accurate distance and measurements
Orthophotos are created from aerial photography by adjusting the imagery for lens distortion, camera tilt, and topographic relief so that it has a uniform scale, and is thus an accurate representation of the Earth’s surface. The geometrically-corrected (orthorectified) orthoimagery has the same lack of distortion as a map while still providing all of the visual content of a photograph. Orthophotos are typically geo-referenced, as well, which establishes their location in terms of a known coordinate system. These qualities enable orthophotos to be used for accurate distance and direction measurements, size and shape determinations, area calculations, and coordinate extraction. Digital orthophotography can be produced from film, digital, or thermal aerial imagery, and delivered in black-and-white, natural color, color infrared, or thermal color bands.
Our digital orthophotography services include capturing and processing aerial imagery, camera data, and aerotriangulation results to create geographically-correct digital images. We then create a three-dimensional (3-D) digital elevation model (DEM) from the stereo images, which will be used to orthorectify the geo-referenced aerial imagery. The DEM allows photography taken of a 3-D surface to be rectified to an accurate two-dimensional (2-D) orthoimage by removing distortions in the aerial photography caused by changes in land elevation. The DEM may include treetops, rooftops, and other natural or manmade features, as well as the ground surface where it is exposed. Martinez Geospatial corrects bridges and overpasses for bend, wave, or displacement to retain their correct horizontal location and geometry. Our team can also create “true” orthophotos, which also correct for the distortion of buildings and other elevated structures.
Digital orthophotography is a process for generating a raster image made up of individual pixels. Each pixel in an orthophoto represents an actual distance on the ground called the ground sample distance (GSD). The smaller the pixel size, or GSD, the higher the resolution of the image and the more detail you can see as you zoom in closer on an image. High-resolution orthophotos allow for better feature identification and more accurate digitizing applications. However, higher resolution orthophotos require more imagery acquired from a lower altitude and additional processing time to produce – and also result in larger file sizes – than low-resolution orthoimagery of the same area. We work closely with our clients to determine the optimal GSD for the digital orthophotography based on the goals of the project.
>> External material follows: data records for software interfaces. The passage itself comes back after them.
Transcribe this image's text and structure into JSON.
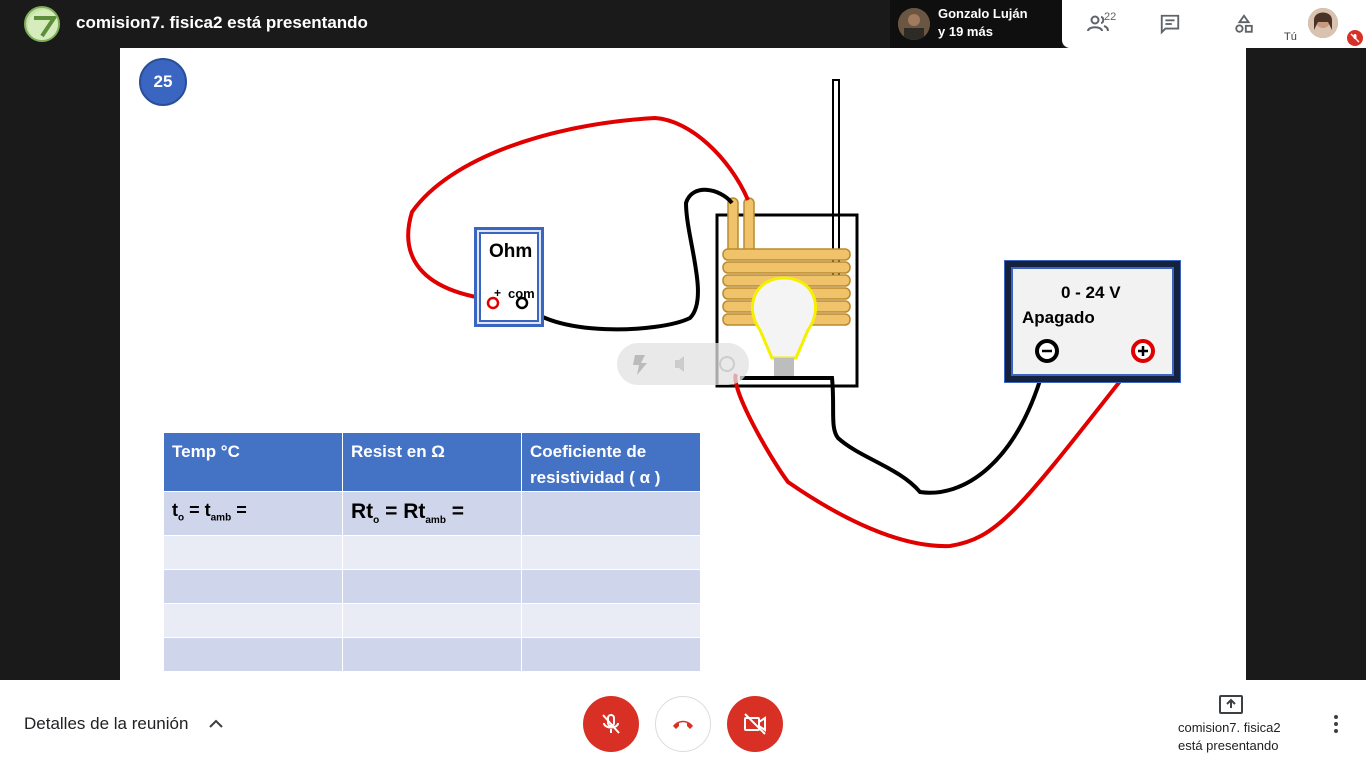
{
  "header": {
    "presenter_title": "comision7. fisica2 está presentando",
    "participant_name": "Gonzalo Luján",
    "participant_more": "y 19 más",
    "participants_count": "22",
    "self_label": "Tú"
  },
  "slide": {
    "number": "25",
    "ohmmeter": {
      "title": "Ohm",
      "plus_label": "+",
      "com_label": "com"
    },
    "power_supply": {
      "range": "0 - 24 V",
      "state": "Apagado"
    },
    "table": {
      "headers": [
        "Temp  °C",
        "Resist  en  Ω",
        "Coeficiente de resistividad  ( α )"
      ],
      "row1": {
        "temp": {
          "t": "t",
          "sub_o": "o",
          "eq": " = t",
          "sub_amb": "amb",
          "tail": " ="
        },
        "resist": {
          "rt": "Rt",
          "sub_o": "o",
          "eq": " = Rt",
          "sub_amb": "amb",
          "tail": " ="
        }
      }
    }
  },
  "footer": {
    "meeting_details": "Detalles de la reunión",
    "presenter_name": "comision7. fisica2",
    "presenter_status": "está presentando"
  },
  "colors": {
    "accent_red": "#d93025",
    "slide_blue": "#4472c4",
    "wire_red": "#e00000"
  },
  "icons": [
    "chevron-up-icon",
    "mic-off-icon",
    "hang-up-icon",
    "camera-off-icon",
    "present-icon",
    "more-vert-icon",
    "people-icon",
    "chat-icon",
    "activities-icon"
  ]
}
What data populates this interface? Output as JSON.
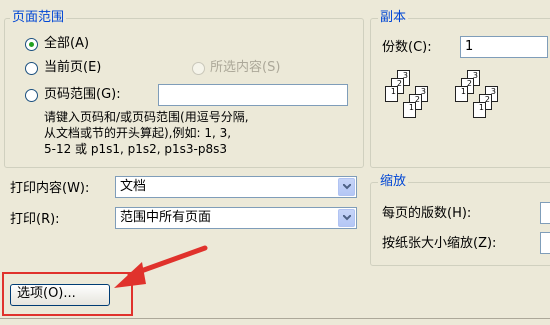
{
  "page_range": {
    "legend": "页面范围",
    "all_label": "全部(A)",
    "current_label": "当前页(E)",
    "selection_label": "所选内容(S)",
    "pages_label": "页码范围(G):",
    "pages_value": "",
    "hint_line1": "请键入页码和/或页码范围(用逗号分隔,",
    "hint_line2": "从文档或节的开头算起),例如: 1, 3,",
    "hint_line3": "5-12 或 p1s1, p1s2, p1s3-p8s3",
    "selected_option": "all"
  },
  "copies": {
    "legend": "副本",
    "count_label": "份数(C):",
    "count_value": "1"
  },
  "print_what": {
    "label": "打印内容(W):",
    "value": "文档"
  },
  "print_range": {
    "label": "打印(R):",
    "value": "范围中所有页面"
  },
  "zoom": {
    "legend": "缩放",
    "pages_per_sheet_label": "每页的版数(H):",
    "scale_to_paper_label": "按纸张大小缩放(Z):"
  },
  "options_button": {
    "label": "选项(O)..."
  },
  "colors": {
    "dialog_bg": "#ece9d8",
    "legend_text": "#0046d5",
    "highlight": "#e0322c"
  }
}
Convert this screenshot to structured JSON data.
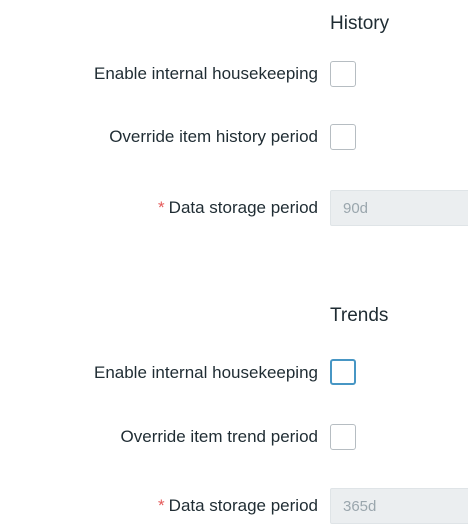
{
  "history": {
    "title": "History",
    "enable_housekeeping_label": "Enable internal housekeeping",
    "enable_housekeeping_checked": false,
    "override_label": "Override item history period",
    "override_checked": false,
    "storage_required_mark": "*",
    "storage_label": "Data storage period",
    "storage_value": "90d"
  },
  "trends": {
    "title": "Trends",
    "enable_housekeeping_label": "Enable internal housekeeping",
    "enable_housekeeping_checked": false,
    "override_label": "Override item trend period",
    "override_checked": false,
    "storage_required_mark": "*",
    "storage_label": "Data storage period",
    "storage_value": "365d"
  },
  "colors": {
    "required": "#e45959",
    "text": "#1f2c33",
    "checkbox_border": "#b6bdc2",
    "checkbox_focus_border": "#4796c4",
    "disabled_input_bg": "#ebeef0"
  }
}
Our team joins together the individual digital orthophoto images to create a single mosaic of the entire area of interest. The digital images will be edge-matched with no pixel gaps or overlaps between geographic partitions to ensure the edges of each image match precisely with the edge of each adjacent image. We match the density of the orthoimages, and interactively selects join lines between overlapping images to minimize tonal variations and visible join lines. We manually place seam lines along natural ground features, whenever possible, to create a “seamless” orthophoto mosaic. Seam lines will never cross through buildings, bridges, or other fabricated structures not at ground level. Areas for which imagery is not available (void areas) are typically made black.
Photo mosaics can be used for project plans, public meetings, marketing, informative displays, and other uses. They provide an excellent tool to showcase the entire image when it is impossible to capture it in one frame. Computer manipulation of the images truly gives a seamless look to any combination of images.
Like any photograph, digital orthophotography can be used as a visual reference and are often a stand-alone product. However, since orthophotos also have the qualities of a map, they can be used to generate other relevant mapping data, as well. Orthophotography is commonly used as a background base map for digitizing line work, adding text annotations, and/or placing geographic symbols to represent the features present in the imagery for use by engineers, surveyors, planners, developers, lawyers, archeologists, scientists, and emergency responders for a wide range of analysis, planning, design, and cartographic applications.
Among the numerous industries which utilize orthophotography are:
- Cartography & GIS
- Economic Development Analysis
- Emergency Response
- Flood Risk Assessment
- Landfills / Mines / Quarries
- Law Enforcement
- Military Intelligence / Reconnaissance
- Property Management
- Public Health Agencies
- Railways (Heavy & Light)
- Shoreline Erosion
- Site Development
- Tax Assessment
- Transmission / Distribution Lines
- Wind Farms
We take tremendous pride in producing digital orthophotography that is both visually appealing and geometrically accurate. Our experienced team of highly-skilled technicians analyzes the imagery to determine the lightest and darkest areas of the project, which is used to determine a final histogram before the dodging process to ensure proper tone balancing and overall image quality. The images will be clear, sharp, and evenly exposed with constant image tone across the entire project area (i.e., minimal “checkerboard” effect). We also perform a final image enhancement process at the end of the project to ensure the entire project area has a uniform density, contrast, and tone. Particular attention is paid to areas of shadow to ensure the clarity is sufficient to determine features within those areas. The resulting digital images will be sharp and clear and show the level of detail present in the original imagery. We always consider how the representation will look both digitally and as hard copy plots.
Standard orthophotography deliverables include:
- Digital Image Files
- World Files for Geo-Referencing
- Digital Elevation Model (DEM)
- Hard Copy Plots